Lozada, she also noted, was one of several FARC lawmakers that escaped victims have identified as child rapists. She makes the case that Santos’ legal policy protects for sexual crimes against children, in addition to those for war crimes, suggest “raping children is something necessary to establish socialism, and that is why the transitional justice system judges the crime as a political one.”
The NGO Human Rights Watch documented over 200 modern cases of child rape confirmed by members of the FARC, though the true number, given the decades in which the group has been active, is likely much higher.
In response to the article, Lozada filed a motion in the Colombian court system to censure Vallejo’s reporting, which the court accepted almost immediately, branding the article “mistaken and subjective” without providing evidence. The court ordered Vallejo to “rectify” the article.
“They did not allow me to offer my version or defend myself,” Vallejo said on the Spanish news broadcast Tuesday. “In fact, I found out that I had a legal process against me after the judge had issued his ruling. They didn’t even formally notify me.”
Vallejo described the full ruling against her as reading “like a communist pamphlet in which they practically forbade me from giving my opinion on fundamental issues in my country.”
The journalist added that “of course” she fears for her safety and that of her family, which continues to reside in the nation’s capital, Bogotá. “This man managed all the urban guerrilla groups of the FARC in Bogotá … if something happens to my family, nothing will happen to him,” she lamented.
Joining Vallejo on the Spanish broadcast was the woman she cited in her article as a witness to Lozada’s crimes, Lorena Murcia, who currently runs an organization aiding victims of FARC crimes called the White Rose Corporation. Murcia shared her harrowing story after being abducted and forced into terrorism at age ten.
Murcia said that she was abducted with four brothers, one of whom is dead and the others’ whereabouts unknown. She stated that she was sexually abused and forced to have an abortion.
“In the FARC a lot of torture happened because the women got pregnant. They discovered that a partner of mine was pregnant a little before she gave birth. She was tortured, they cut her womb open, they took out her son and let them both die,” she said.
The Colombian government believes that forced abortions of minors in the FARC, which has existed for over half a century, are common. In 2015, Colombia petitioned Interpol for a Red Notice for one of the most prolific child killers among their ranks: Héctor Albeidis Arboleda Buitrago, a terrorist known as “the nurse” for having performed 500 forced abortions.

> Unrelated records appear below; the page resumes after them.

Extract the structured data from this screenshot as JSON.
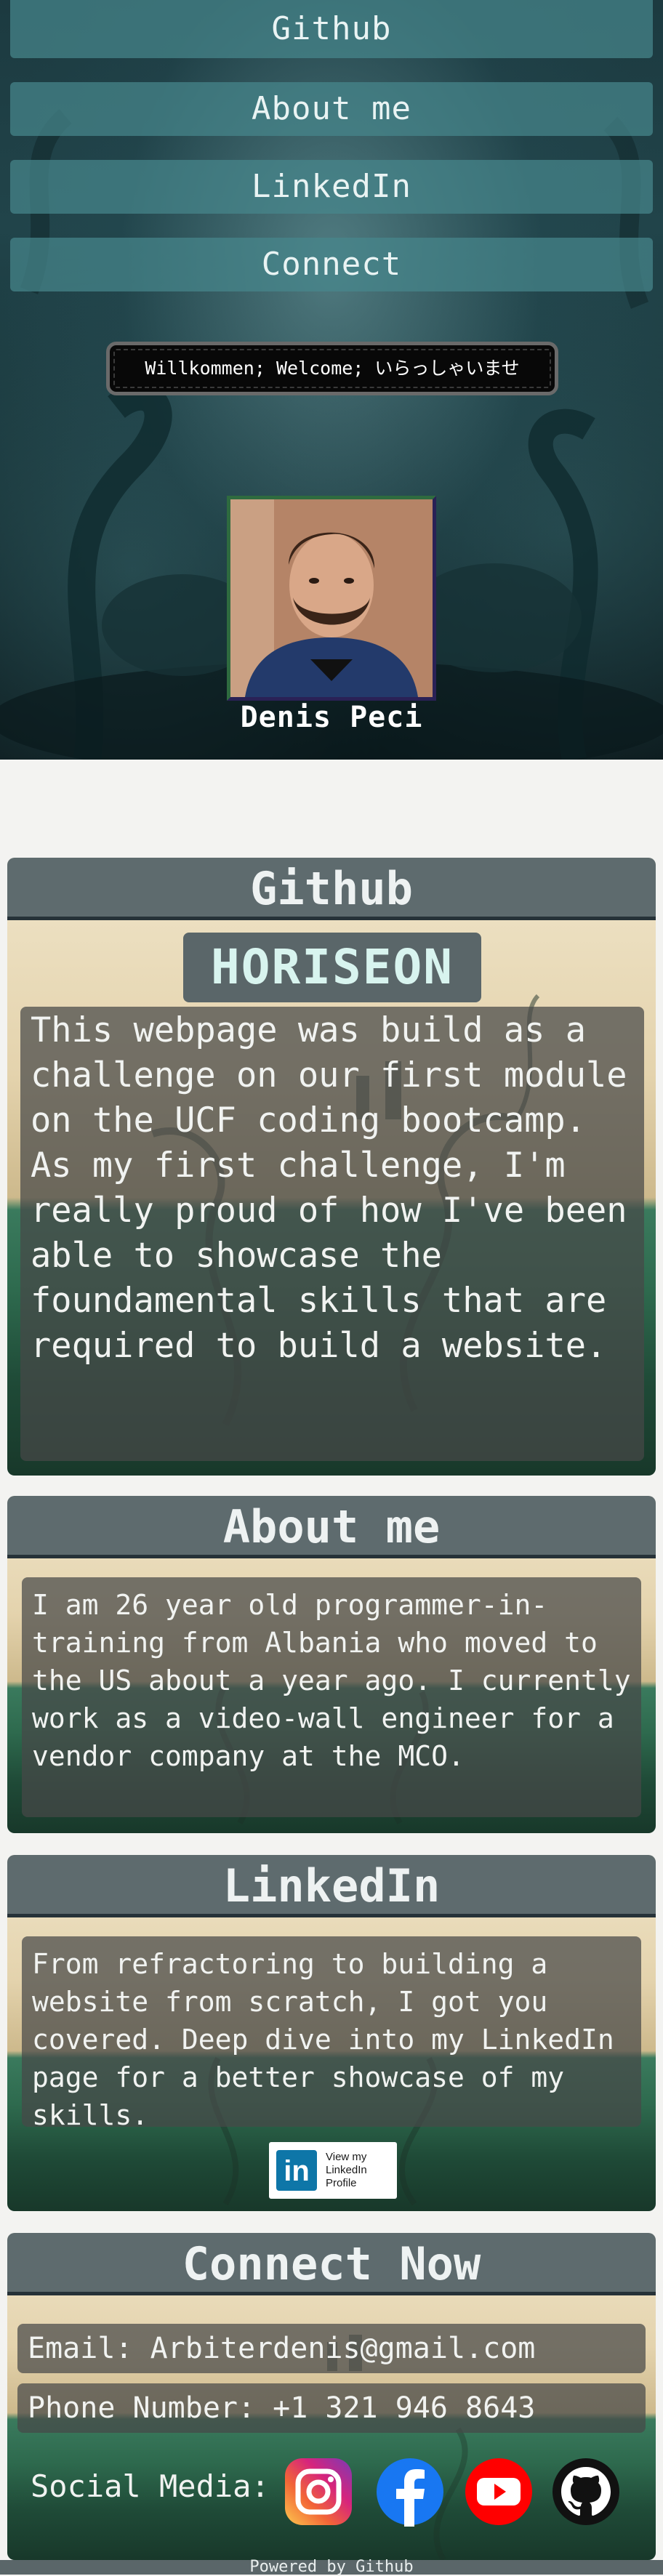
{
  "nav": {
    "items": [
      {
        "label": "Github"
      },
      {
        "label": "About me"
      },
      {
        "label": "LinkedIn"
      },
      {
        "label": "Connect"
      }
    ]
  },
  "hero": {
    "welcome": "Willkommen; Welcome; いらっしゃいませ",
    "name": "Denis Peci"
  },
  "github": {
    "title": "Github",
    "project": "HORISEON",
    "description": "This webpage was build as a challenge on our first module on the UCF coding bootcamp. As my first challenge, I'm really proud of how I've been able to showcase the foundamental skills that are required to build a website."
  },
  "about": {
    "title": "About me",
    "text": "I am 26 year old programmer-in-training from Albania who moved to the US about a year ago. I currently work as a video-wall engineer for a vendor company at the MCO."
  },
  "linkedin": {
    "title": "LinkedIn",
    "text": "From refractoring to building a website from scratch, I got you covered. Deep dive into my LinkedIn page for a better showcase of my skills.",
    "badge_logo": "in",
    "badge_lines": [
      "View my",
      "LinkedIn",
      "Profile"
    ]
  },
  "connect": {
    "title": "Connect Now",
    "email": "Email: Arbiterdenis@gmail.com",
    "phone": "Phone Number: +1 321 946 8643",
    "social_label": "Social Media:",
    "icons": [
      "instagram-icon",
      "facebook-icon",
      "youtube-icon",
      "github-icon"
    ]
  },
  "footer": "Powered by Github",
  "colors": {
    "nav_button": "#46878c",
    "section_header": "#5e6b6e",
    "card_overlay": "#464848",
    "horiseon_text": "#d8f4ef",
    "linkedin_blue": "#0e76a8",
    "facebook_blue": "#1877f2",
    "youtube_red": "#ff0000"
  }
}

“What is happening now is a mockery of the victims,” Lozada told the program.
The U.S. State Department is offering $2.5 million for information leading to the capture of Lozada, a known narcotics trafficker and terrorist in addition to the accusations of child rape. In Colombia, he is a protected member of the upper chamber of Congress.